Companies traded on the UAE's stock exchanges should be required to report their quarterly results in less than 45 days; some of the world's biggest, most complicated firms do it in under 30 days. But slow reporting is not the only problem in local markets.
Make firms report results promptly
Requiring public companies to report their earnings more speedily each quarter, as proposed by some UAE fund managers, is necessary but not sufficient. The decline in trading volumes on the country's two main stock exchanges cannot be blamed on inconsistent reporting schedules alone.
And the decline in volumes has been dramatic in recent months. The Dubai Financial Market, for example, handled transactions totalling only Dh10 billion in the first quarter of this year, down from Dh28 billion in the same period the year before.
There's no doubt that speedy reporting is among the "best practices" so widely extolled in business schools around the world. By that standard alone, it is certainly a good idea.

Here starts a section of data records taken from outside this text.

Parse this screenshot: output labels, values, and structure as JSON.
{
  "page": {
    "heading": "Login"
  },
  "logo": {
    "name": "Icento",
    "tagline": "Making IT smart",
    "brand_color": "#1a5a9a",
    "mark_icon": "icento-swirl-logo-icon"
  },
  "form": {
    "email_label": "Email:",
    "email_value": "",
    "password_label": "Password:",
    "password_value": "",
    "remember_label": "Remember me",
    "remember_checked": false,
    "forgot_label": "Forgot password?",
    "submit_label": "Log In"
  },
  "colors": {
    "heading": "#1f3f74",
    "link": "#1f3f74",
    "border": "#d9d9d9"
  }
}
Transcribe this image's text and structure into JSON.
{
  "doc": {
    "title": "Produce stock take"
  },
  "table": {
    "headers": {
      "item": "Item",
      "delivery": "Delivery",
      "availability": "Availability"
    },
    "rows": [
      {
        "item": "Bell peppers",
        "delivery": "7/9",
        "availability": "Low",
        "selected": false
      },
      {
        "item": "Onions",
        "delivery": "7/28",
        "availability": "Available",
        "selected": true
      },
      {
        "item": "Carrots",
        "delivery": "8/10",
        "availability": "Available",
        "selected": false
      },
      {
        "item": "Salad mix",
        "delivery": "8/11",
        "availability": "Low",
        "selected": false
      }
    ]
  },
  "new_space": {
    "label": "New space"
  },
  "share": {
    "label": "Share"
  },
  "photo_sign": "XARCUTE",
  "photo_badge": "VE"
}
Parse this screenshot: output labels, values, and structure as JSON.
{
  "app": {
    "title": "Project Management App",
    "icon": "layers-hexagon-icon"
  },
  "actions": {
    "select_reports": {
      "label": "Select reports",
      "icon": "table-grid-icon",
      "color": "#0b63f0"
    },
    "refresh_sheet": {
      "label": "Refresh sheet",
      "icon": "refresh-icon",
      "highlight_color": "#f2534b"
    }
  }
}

There's nothing inherently too difficult about quick reporting - if a company is well-run. Barclays, the world's biggest corporation by assets, announced its first-quarter results for this year on April 27. ExxonMobil, a company of formidable international complexity, gave its first-quarter numbers the next day. Alcoa, the world's largest producer of aluminium, did even better, reporting its first-quarter results on April 11 - just 11 days after the quarter ended.
By that standard, the UAE's 45-day requirement for quarterly numbers suggest that some corporations suffer from inefficient internal operations.
Our Business section article yesterday mentioned the recurring problem of "erratic company price movements ahead of market-moving regulatory disclosures". That sort of trend certainly discourages investors from entering the markets here.
The thinness of the stock markets and the paucity of reliable information can be counteracted, to a degree, by the same oversight that much larger markets require to maintain the proverbial "level playing field".
Even the world's biggest and most sophisticated financial markets have been shaken by cases of insider trading, shoddy corporate supervision of employees and slapdash regulatory monitoring of whole firms.
For any market to succeed, people must have confidence that they can get a fair deal. For the UAE, the proposal for shorter reporting periods represents a good start. In today's fast-paced economy, transparency delayed is transparency denied.